The regulatory fight over the $26-billion proposed merger between Rogers Communications Inc. and Shaw Communications Inc. is headed to public hearings after the Competition Bureau doubled down on its intention to block the deal during a case management conference on Tuesday.

The Competition Bureau reiterated its position that the planned sale of Shaw-owned wireless carrier Freedom Mobile to Quebecor Inc.'s Videotron Ltd. is not enough to eliminate its concerns that the merger would lead to worse services and higher prices for consumers.

Freedom competes with Rogers in large parts of Ontario and Western Canada, and its sale was widely seen as necessary to gaining approval for the Rogers-Shaw merger.

Rogers and Shaw said the Competition Bureau is "attacking a non-existent transaction," noting that Freedom would be sold to Videotron before the acquisition of Shaw occurs and that the original deal is no longer relevant.

Chief Justice Paul Crampton, head of the Competition Tribunal panel for the upcoming hearings, wants to narrow the parameters to focus on the proposed acquisition of Freedom by Videotron and on Rogers' acquisition of the rest of the Shaw business.

Quebecor agreed to buy Freedom in a $2.85 billion deal earlier this year.

The sale of Freedom Mobile to Videotron would see Quebecor buy all of Freedom's branded wireless and internet customers as well as all of Freedom’s infrastructure, spectrum and retail locations in a move that would expand Quebecor’s wireless operations nationally.

In a separate decision last week, Industry Minister François-Philippe Champagne put new conditions on the deal, specifically targeting the sale of Freedom to Videotron.

Champagne – who as Minister of Innovation, Science and Industry must approve any spectrum licence transfer – left the door open to a revised agreement, saying he had two major stipulations.

He said Videotron would have to agree to keep Freedom's wireless licences for at least 10 years.

He also said he would "expect to see" wireless prices in Ontario and Western Canada lowered by about 20 per cent, putting them in line with Videotron's current Quebec offerings.

In response, Quebecor said it would accept the conditions, agreeing to incorporate them in a revised deal.

Rogers is hoping to close the Shaw deal by the end of the year, with a possible further extension to Jan. 31, 2023. The closing date has been delayed several times since the deal was first announced in March 2021.

Earlier this year, the CRTC approved Rogers' acquisition of Shaw's broadcasting services subject to certain conditions, but the deal still needs the green light from both the Competition Bureau and Innovation, Science and Economic Development Canada.

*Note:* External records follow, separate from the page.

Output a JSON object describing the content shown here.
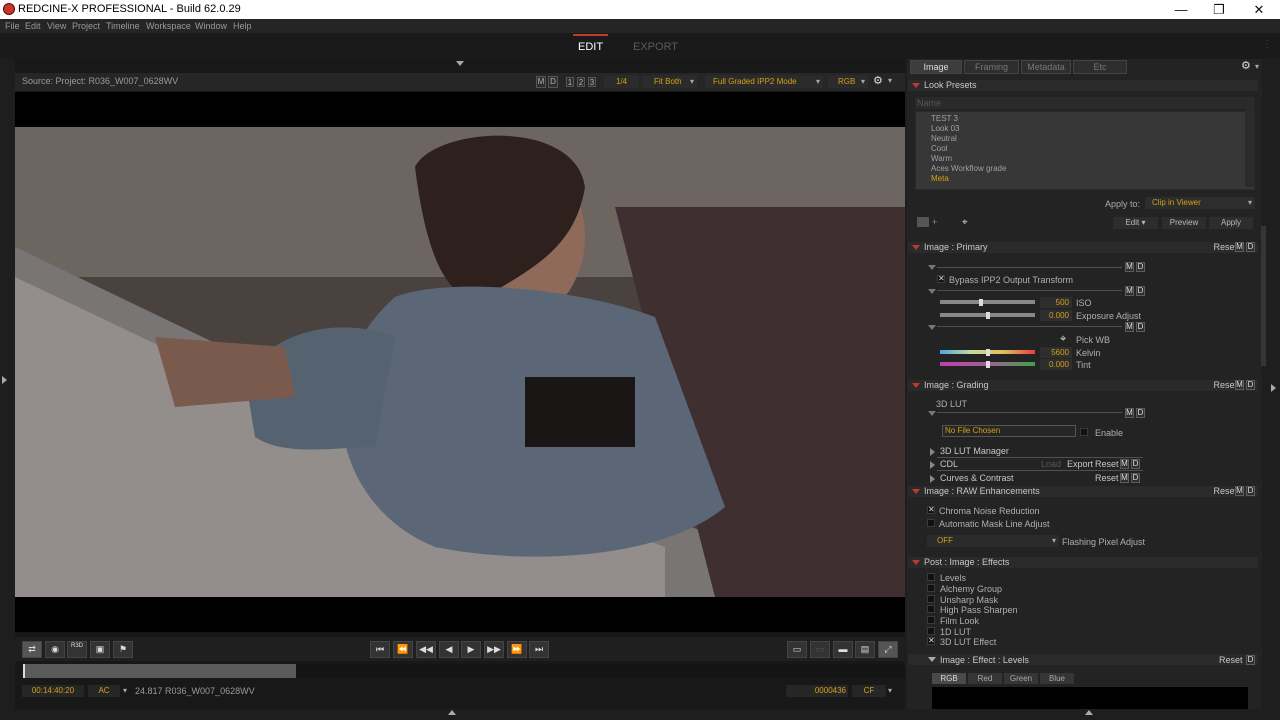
{
  "window": {
    "title": "REDCINE-X PROFESSIONAL - Build 62.0.29",
    "min": "—",
    "max": "❐",
    "close": "✕"
  },
  "menu": [
    "File",
    "Edit",
    "View",
    "Project",
    "Timeline",
    "Workspace",
    "Window",
    "Help"
  ],
  "modes": {
    "edit": "EDIT",
    "export": "EXPORT"
  },
  "viewer": {
    "source": "Source: Project: R036_W007_0628WV",
    "m": "M",
    "d": "D",
    "one": "1",
    "two": "2",
    "three": "3",
    "res": "1/4",
    "fit": "Fit Both",
    "mode": "Full Graded IPP2 Mode",
    "rgb": "RGB"
  },
  "status": {
    "timecode": "00:14:40:20",
    "ac": "AC",
    "clip_info": "24.817 R036_W007_0628WV",
    "frame": "0000436",
    "cf": "CF"
  },
  "transport_labels": {
    "r3d": "R3D"
  },
  "tabs": [
    "Image",
    "Framing",
    "Metadata",
    "Etc"
  ],
  "look_presets": {
    "title": "Look Presets",
    "name_placeholder": "Name",
    "items": [
      "TEST 3",
      "Look 03",
      "Neutral",
      "Cool",
      "Warm",
      "Aces Workflow grade",
      "Meta"
    ],
    "apply_to_label": "Apply to:",
    "apply_to_value": "Clip in Viewer",
    "edit": "Edit",
    "preview": "Preview",
    "apply": "Apply"
  },
  "primary": {
    "title": "Image : Primary",
    "reset": "Reset",
    "bypass": "Bypass IPP2 Output Transform",
    "iso_value": "500",
    "iso_label": "ISO",
    "exposure_value": "0.000",
    "exposure_label": "Exposure Adjust",
    "pick_wb": "Pick WB",
    "kelvin_value": "5600",
    "kelvin_label": "Kelvin",
    "tint_value": "0.000",
    "tint_label": "Tint"
  },
  "grading": {
    "title": "Image : Grading",
    "reset": "Reset",
    "lut": "3D LUT",
    "no_file": "No File Chosen",
    "enable": "Enable",
    "lut_manager": "3D LUT Manager",
    "cdl": "CDL",
    "load": "Load",
    "export": "Export",
    "cdl_reset": "Reset",
    "curves": "Curves & Contrast",
    "curves_reset": "Reset"
  },
  "raw": {
    "title": "Image : RAW Enhancements",
    "reset": "Reset",
    "chroma": "Chroma Noise Reduction",
    "mask": "Automatic Mask Line Adjust",
    "flash_value": "OFF",
    "flash_label": "Flashing Pixel Adjust"
  },
  "effects": {
    "title": "Post : Image : Effects",
    "items": [
      "Levels",
      "Alchemy Group",
      "Unsharp Mask",
      "High Pass Sharpen",
      "Film Look",
      "1D LUT",
      "3D LUT Effect"
    ]
  },
  "levels": {
    "title": "Image : Effect : Levels",
    "reset": "Reset",
    "d": "D",
    "tabs": [
      "RGB",
      "Red",
      "Green",
      "Blue"
    ]
  },
  "colors": {
    "accent": "#c0392b",
    "value": "#d4a017"
  }
}
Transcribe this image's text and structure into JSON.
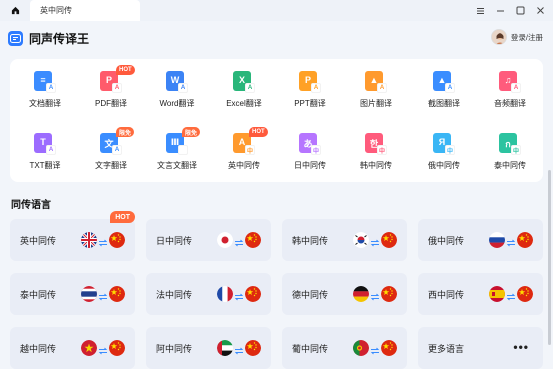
{
  "titlebar": {
    "tab_title": "英中同传",
    "home_icon": "home-icon",
    "controls": [
      "menu-icon",
      "minimize-icon",
      "maximize-icon",
      "close-icon"
    ]
  },
  "header": {
    "app_title": "同声传译王",
    "login_label": "登录/注册"
  },
  "tools": {
    "row1": [
      {
        "label": "文档翻译",
        "color": "#3b8cff",
        "glyph": "≡",
        "sub": "A"
      },
      {
        "label": "PDF翻译",
        "color": "#ff5b6b",
        "glyph": "P",
        "sub": "A",
        "badge": "HOT"
      },
      {
        "label": "Word翻译",
        "color": "#3c83f5",
        "glyph": "W",
        "sub": "A"
      },
      {
        "label": "Excel翻译",
        "color": "#29b67a",
        "glyph": "X",
        "sub": "A"
      },
      {
        "label": "PPT翻译",
        "color": "#ffa126",
        "glyph": "P",
        "sub": "A"
      },
      {
        "label": "图片翻译",
        "color": "#ff9a2e",
        "glyph": "▲",
        "sub": "A"
      },
      {
        "label": "截图翻译",
        "color": "#3a8dff",
        "glyph": "▲",
        "sub": "A"
      },
      {
        "label": "音频翻译",
        "color": "#ff5b7c",
        "glyph": "♫",
        "sub": "A"
      }
    ],
    "row2": [
      {
        "label": "TXT翻译",
        "color": "#9c6cff",
        "glyph": "T",
        "sub": "A"
      },
      {
        "label": "文字翻译",
        "color": "#3a8dff",
        "glyph": "文",
        "sub": "A",
        "badge": "限免"
      },
      {
        "label": "文言文翻译",
        "color": "#3a8dff",
        "glyph": "Ⅲ",
        "sub": "",
        "badge": "限免"
      },
      {
        "label": "英中同传",
        "color": "#ff9a2e",
        "glyph": "A",
        "sub": "中",
        "badge": "HOT"
      },
      {
        "label": "日中同传",
        "color": "#b675ff",
        "glyph": "あ",
        "sub": "中"
      },
      {
        "label": "韩中同传",
        "color": "#ff5b7c",
        "glyph": "한",
        "sub": "中"
      },
      {
        "label": "俄中同传",
        "color": "#3ab6f5",
        "glyph": "Я",
        "sub": "中"
      },
      {
        "label": "泰中同传",
        "color": "#2cc3a0",
        "glyph": "ก",
        "sub": "中"
      }
    ]
  },
  "section": {
    "title": "同传语言"
  },
  "languages": [
    {
      "label": "英中同传",
      "src_flag": "uk-flag-icon",
      "badge": "HOT"
    },
    {
      "label": "日中同传",
      "src_flag": "japan-flag-icon"
    },
    {
      "label": "韩中同传",
      "src_flag": "korea-flag-icon"
    },
    {
      "label": "俄中同传",
      "src_flag": "russia-flag-icon"
    },
    {
      "label": "泰中同传",
      "src_flag": "thailand-flag-icon"
    },
    {
      "label": "法中同传",
      "src_flag": "france-flag-icon"
    },
    {
      "label": "德中同传",
      "src_flag": "germany-flag-icon"
    },
    {
      "label": "西中同传",
      "src_flag": "spain-flag-icon"
    },
    {
      "label": "越中同传",
      "src_flag": "vietnam-flag-icon"
    },
    {
      "label": "阿中同传",
      "src_flag": "uae-flag-icon"
    },
    {
      "label": "葡中同传",
      "src_flag": "portugal-flag-icon"
    },
    {
      "label": "更多语言",
      "more": "•••"
    }
  ],
  "colors": {
    "accent": "#2d7bff",
    "hot": "#ff5a3c",
    "card_bg": "#e9edf6",
    "page_bg": "#f2f5fa"
  }
}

Competition Bureau approval will be decided by the outcome of the Competition Tribunal hearing, which is scheduled to begin on Nov. 7.